- _Task goal_
State the number of lines in the following data that include the word "value", with no other text.

----

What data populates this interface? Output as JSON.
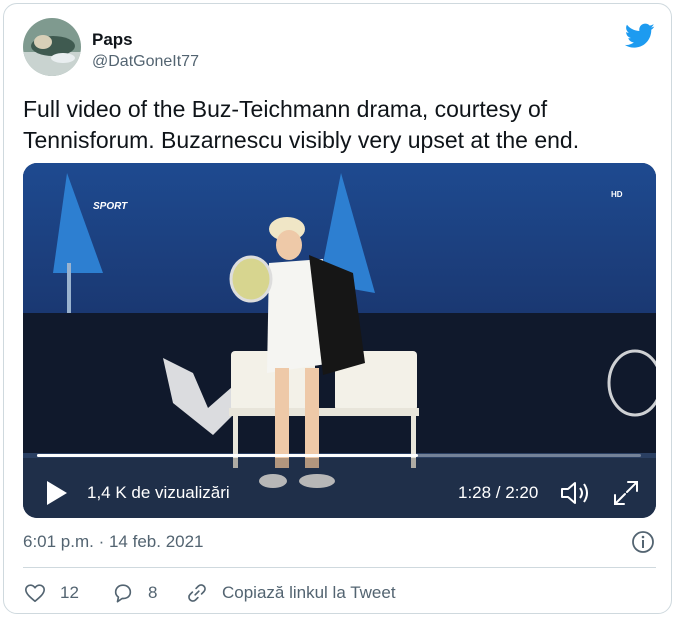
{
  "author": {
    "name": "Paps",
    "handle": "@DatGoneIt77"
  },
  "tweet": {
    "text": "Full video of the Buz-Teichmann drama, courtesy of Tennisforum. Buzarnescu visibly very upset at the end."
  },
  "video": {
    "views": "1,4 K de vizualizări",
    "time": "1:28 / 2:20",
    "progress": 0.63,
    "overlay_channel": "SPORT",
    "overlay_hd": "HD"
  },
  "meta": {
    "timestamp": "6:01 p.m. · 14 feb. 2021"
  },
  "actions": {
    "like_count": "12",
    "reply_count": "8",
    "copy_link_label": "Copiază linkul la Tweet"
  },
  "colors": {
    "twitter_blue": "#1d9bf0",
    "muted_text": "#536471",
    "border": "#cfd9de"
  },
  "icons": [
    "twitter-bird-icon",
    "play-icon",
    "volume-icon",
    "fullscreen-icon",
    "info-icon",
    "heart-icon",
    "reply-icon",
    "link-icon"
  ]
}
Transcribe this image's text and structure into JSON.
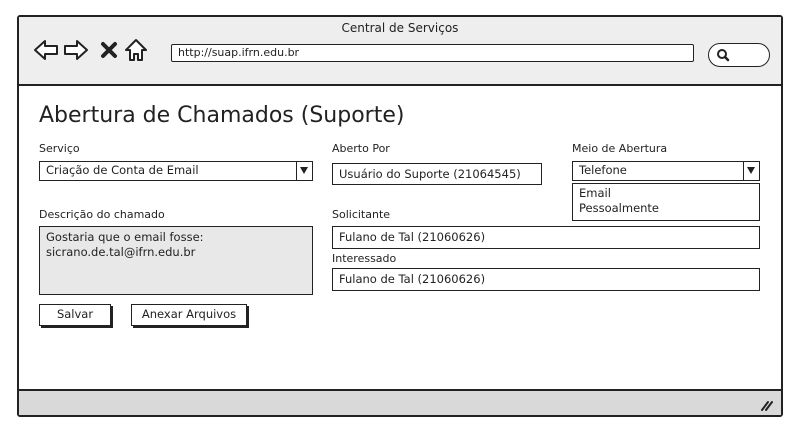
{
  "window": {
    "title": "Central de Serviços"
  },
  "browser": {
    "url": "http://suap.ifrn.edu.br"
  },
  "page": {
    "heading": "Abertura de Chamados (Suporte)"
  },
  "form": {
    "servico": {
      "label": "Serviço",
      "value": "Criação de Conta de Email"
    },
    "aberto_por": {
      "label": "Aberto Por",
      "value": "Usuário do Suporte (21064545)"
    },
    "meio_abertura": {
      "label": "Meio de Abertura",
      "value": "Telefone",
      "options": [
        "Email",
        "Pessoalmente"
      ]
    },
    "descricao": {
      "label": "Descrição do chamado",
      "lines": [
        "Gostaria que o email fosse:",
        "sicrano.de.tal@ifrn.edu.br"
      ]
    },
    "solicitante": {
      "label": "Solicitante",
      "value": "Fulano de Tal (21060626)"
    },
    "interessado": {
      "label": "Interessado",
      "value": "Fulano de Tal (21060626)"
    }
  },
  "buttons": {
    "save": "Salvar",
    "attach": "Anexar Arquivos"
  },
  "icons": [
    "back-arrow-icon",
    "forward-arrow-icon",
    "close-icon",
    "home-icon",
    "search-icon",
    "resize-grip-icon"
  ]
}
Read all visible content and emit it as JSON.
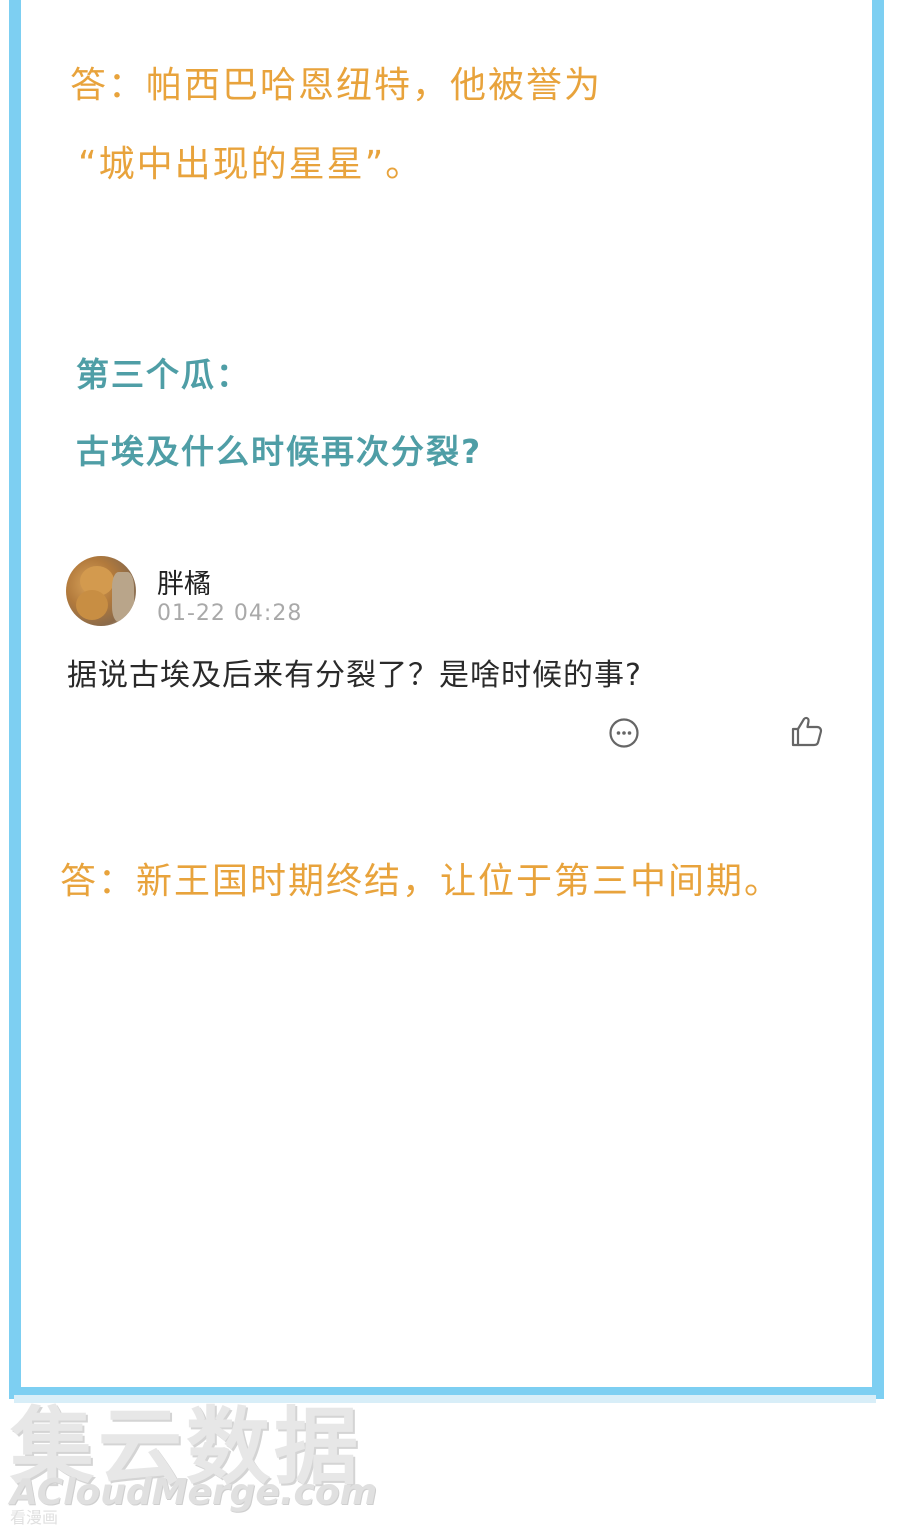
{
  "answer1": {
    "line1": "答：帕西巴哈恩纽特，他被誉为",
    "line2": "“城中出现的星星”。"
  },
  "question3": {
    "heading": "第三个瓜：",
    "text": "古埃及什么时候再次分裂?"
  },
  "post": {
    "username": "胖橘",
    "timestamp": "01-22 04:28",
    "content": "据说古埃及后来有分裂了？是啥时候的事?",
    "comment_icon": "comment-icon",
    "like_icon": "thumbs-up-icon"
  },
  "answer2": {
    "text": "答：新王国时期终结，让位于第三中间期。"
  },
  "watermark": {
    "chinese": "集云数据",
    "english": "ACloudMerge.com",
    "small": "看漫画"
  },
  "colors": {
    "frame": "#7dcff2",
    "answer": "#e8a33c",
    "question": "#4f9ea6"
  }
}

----

- _Solution to the exercise_
5